**The task**
Working through the lines below, return each one that holds "Settings".

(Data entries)

◇ ◇ ◇ ◇

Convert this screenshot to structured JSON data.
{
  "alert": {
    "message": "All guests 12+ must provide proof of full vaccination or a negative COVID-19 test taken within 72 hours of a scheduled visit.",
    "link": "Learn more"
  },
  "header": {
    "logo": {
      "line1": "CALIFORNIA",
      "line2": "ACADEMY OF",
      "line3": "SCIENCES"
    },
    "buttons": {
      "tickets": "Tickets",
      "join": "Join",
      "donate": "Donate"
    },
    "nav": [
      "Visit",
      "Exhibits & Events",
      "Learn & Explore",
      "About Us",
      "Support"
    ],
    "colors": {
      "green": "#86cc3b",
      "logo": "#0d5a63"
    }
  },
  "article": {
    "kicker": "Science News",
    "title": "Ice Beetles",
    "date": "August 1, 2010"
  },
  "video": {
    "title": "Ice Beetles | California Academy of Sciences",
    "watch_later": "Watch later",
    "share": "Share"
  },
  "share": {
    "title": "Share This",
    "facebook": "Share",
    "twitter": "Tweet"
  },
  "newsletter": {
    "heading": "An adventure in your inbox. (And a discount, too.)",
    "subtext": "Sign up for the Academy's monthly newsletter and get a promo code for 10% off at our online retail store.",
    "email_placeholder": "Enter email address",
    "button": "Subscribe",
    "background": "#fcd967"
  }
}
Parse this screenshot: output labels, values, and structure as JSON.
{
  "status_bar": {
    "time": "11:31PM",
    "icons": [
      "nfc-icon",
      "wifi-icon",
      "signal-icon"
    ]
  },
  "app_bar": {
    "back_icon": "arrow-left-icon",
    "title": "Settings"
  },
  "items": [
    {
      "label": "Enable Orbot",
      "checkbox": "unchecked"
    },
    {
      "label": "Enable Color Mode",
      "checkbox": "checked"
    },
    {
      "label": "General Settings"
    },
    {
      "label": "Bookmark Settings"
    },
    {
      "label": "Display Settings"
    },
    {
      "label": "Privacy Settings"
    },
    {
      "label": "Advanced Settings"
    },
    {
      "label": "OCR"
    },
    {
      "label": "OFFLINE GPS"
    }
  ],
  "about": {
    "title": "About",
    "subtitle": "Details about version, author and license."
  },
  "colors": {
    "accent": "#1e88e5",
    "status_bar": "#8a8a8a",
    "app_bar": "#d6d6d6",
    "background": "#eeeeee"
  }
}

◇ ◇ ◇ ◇

**Solution**
    "title": "Settings"
      "label": "General Settings"
      "label": "Bookmark Settings"
      "label": "Display Settings"
      "label": "Privacy Settings"
      "label": "Advanced Settings"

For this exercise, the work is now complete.